Women seem to be at orange level alert for sexism this year. Trailing behind most of the world, we Americans are poised on the brink of electing our first female leader, and if nothing else, the ascendency of Hilary Clinton has caused an uptick of articles examining not only the way we view girls and women, but the language we use to describe them.
For this old feminist, it’s a long overdue and entirely welcome sight.
Corey Cogdell-Unrein, a three-time Olympic medalist was identified in The Chicago Tribune not by her name, but as ‘the wife of…’
Right after Katinka Hosszu broke a world record and won gold, a commentator suggested her husband and coach was the one responsible for her win.
Katie Ledecky, a record-breaking swimmer is referred to as a “female Michael Phelps” and comparisons are being made to how she ‘swims like a man’.
A commentator said The US Women’s Gymnastic team looked as if they were ‘standing in the middle of a mall’.
Language, and the way we use it, is ingrained and entwined with the way we see girls and boys, men and women. Girls and women who achieve, whether in sports or business or politics, are almost constantly compared and contrasted with the boys and men who achieved those things before them. Women are rated, marked, and judged against the same criteria as men–but more often than not, the traits which are seen as worthy and admirable in males (ambition, assertiveness, confidence) are seen as unattractive and undesirable in females (gold-digging, bitchiness, arrogance).
When the majority of achievements have been male, it may seem natural and innocuous to compare a woman’s performance to one that came before. But by doing that, we’re taking away from HER achievement by bringing in the HIM. We are validating the female achievement only in comparison to the male’s. If Katie Ledecky goes on to win more lifetime gold medals than Michael Phelps, do you think the media will refer to the next great swimmer as the “male Katie Ledecky”?
Lots of folks will claim mountains out of mole hills, but the way we talk to girls AND boys, the way we compare them, it makes a difference. Over years and childhoods, girls internalize those comments and comparisons. Girls are told they must act a certain way in order to achieve (tough, grit, perseverance) yet when they absorb those qualities, they are shunned, demeaned, and negatively compared to males.
(Think of the comparison of Hilary Clinton to Lady Macbeth–her personal and political ambitions must be nefarious and solely for personal gain, whereby the ambitions of her male challengers are alternately forgiven or seen as altruistic.)
The kicker? Both men and women do it. Even someone as staunchly feminist as myself has found myself on the verge of saying ‘like a girl’ from time to time.
I’ve found that when you’re thinking of how we use comparative language with girls and boys, ‘like a girl’ is a great litmus test.
Every time someone says ‘don’t cry like a girl’, we’re insinuating that girls cry more than boys, that it’s wrong to cry, and therefore it’s insulting to be likened to a girl.

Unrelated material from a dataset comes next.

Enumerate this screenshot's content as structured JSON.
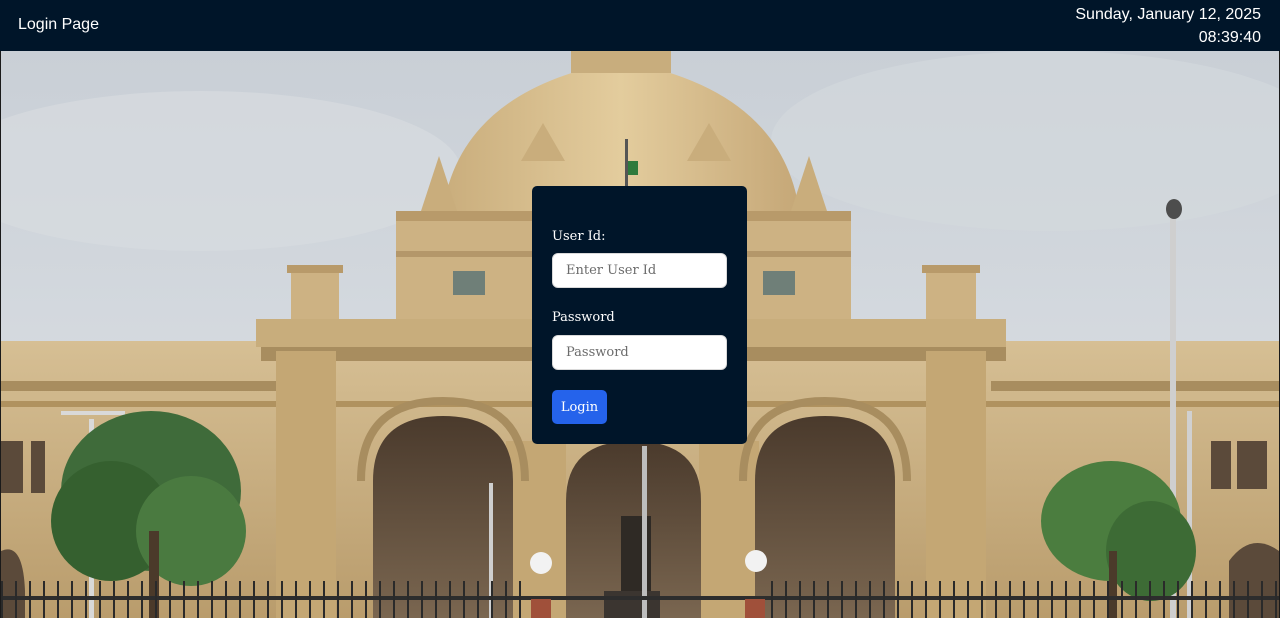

Every time someone says ‘you throw like a girl’, we’re saying boys throw better and you don’t want to throw ‘like a girl’ because it’s not as good.

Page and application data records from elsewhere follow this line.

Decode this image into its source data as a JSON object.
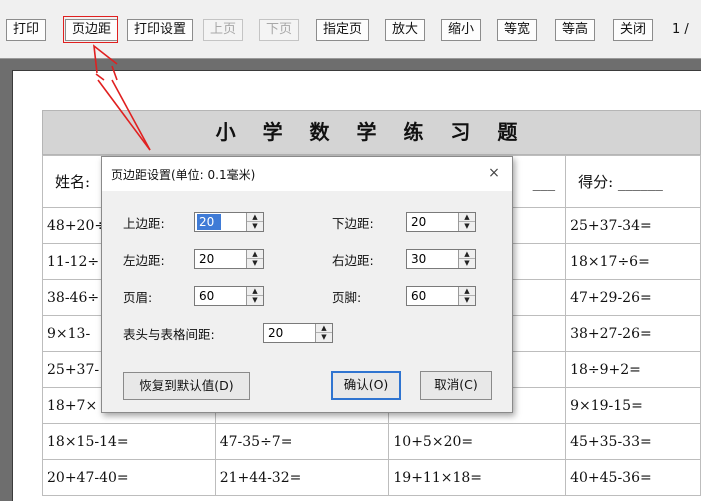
{
  "toolbar": {
    "buttons": [
      {
        "label": "打印",
        "enabled": true
      },
      {
        "label": "页边距",
        "enabled": true
      },
      {
        "label": "打印设置",
        "enabled": true
      },
      {
        "label": "上页",
        "enabled": false
      },
      {
        "label": "下页",
        "enabled": false
      },
      {
        "label": "指定页",
        "enabled": true
      },
      {
        "label": "放大",
        "enabled": true
      },
      {
        "label": "缩小",
        "enabled": true
      },
      {
        "label": "等宽",
        "enabled": true
      },
      {
        "label": "等高",
        "enabled": true
      },
      {
        "label": "关闭",
        "enabled": true
      }
    ],
    "page_indicator": "1 /"
  },
  "worksheet": {
    "title": "小 学 数 学 练 习 题",
    "info_row": [
      "姓名:",
      "",
      "___",
      "得分: ______"
    ],
    "rows": [
      [
        "48+20÷",
        "",
        "",
        "25+37-34="
      ],
      [
        "11-12÷",
        "",
        "",
        "18×17÷6="
      ],
      [
        "38-46÷",
        "",
        "",
        "47+29-26="
      ],
      [
        "9×13-",
        "",
        "",
        "38+27-26="
      ],
      [
        "25+37-",
        "",
        "",
        "18÷9+2="
      ],
      [
        "18+7×",
        "",
        "",
        "9×19-15="
      ],
      [
        "18×15-14=",
        "47-35÷7=",
        "10+5×20=",
        "45+35-33="
      ],
      [
        "20+47-40=",
        "21+44-32=",
        "19+11×18=",
        "40+45-36="
      ]
    ]
  },
  "dialog": {
    "title": "页边距设置(单位: 0.1毫米)",
    "close_glyph": "×",
    "fields": {
      "top_label": "上边距:",
      "top_value": "20",
      "bottom_label": "下边距:",
      "bottom_value": "20",
      "left_label": "左边距:",
      "left_value": "20",
      "right_label": "右边距:",
      "right_value": "30",
      "header_label": "页眉:",
      "header_value": "60",
      "footer_label": "页脚:",
      "footer_value": "60",
      "gap_label": "表头与表格间距:",
      "gap_value": "20"
    },
    "reset_button": "恢复到默认值(D)",
    "ok_button": "确认(O)",
    "cancel_button": "取消(C)"
  },
  "colors": {
    "annotation": "#e02020",
    "focus_blue": "#2f74d0"
  }
}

Every time someone says ‘you’re acting like a girl’, the girl part of that is negative. No one ever says you’re acting like a girl when they are talking about empathy or compromise do they? No, they use ‘you’re acting like a girl” when they perceive someone is doing something wrong, faulty, or cowardly.
Alternately, when we say Katie Ledecky swims ‘like a man’, that is considered a good thing. Until she starts getting shit for not being feminine enough, that is–or, until she becomes a threat.
Over time, ‘like a girl’ become synonymous with the negative aspect, ‘like a boy’, the positive.
Now, imagine you’re a girl who has heard that over and over. You hear it over and over because it’s the norm. You see it in print, in movies, in media. You see it and hear it so much you don’t even question it. Over time, you become numb to it, as if someone has applied Novocaine to your psyche. But it’s there, and each time young girls hear it, they assume that negative aspect. And each time we contrast a girl’s achievement by holding it up to a male one, or validate it against a male’s, a thin layer hardens. Eventually the layers are thick enough that the result is the inevitable chip women carry on our shoulders–the one which weighs us down with ‘no matter what we do, we’re never going to be as good as’.
So–it may seem silly to make a big deal out of making sure the media knows that calling Katie Ledecky the ‘female Michael Phelps’ is wrong. It may seem silly to insist that it was wrong from the Chicago Tribune to refer to a Corey Cogell-Unrein as “wife of xy”.
But for all the women out there bearing that weight, shining a spotlight on those little things can chip away at it a little at a time. And for those girls just starting out, looking up to the girls and women who shrugged that weight through life plowing a path for them, hopefully it will lighten the load.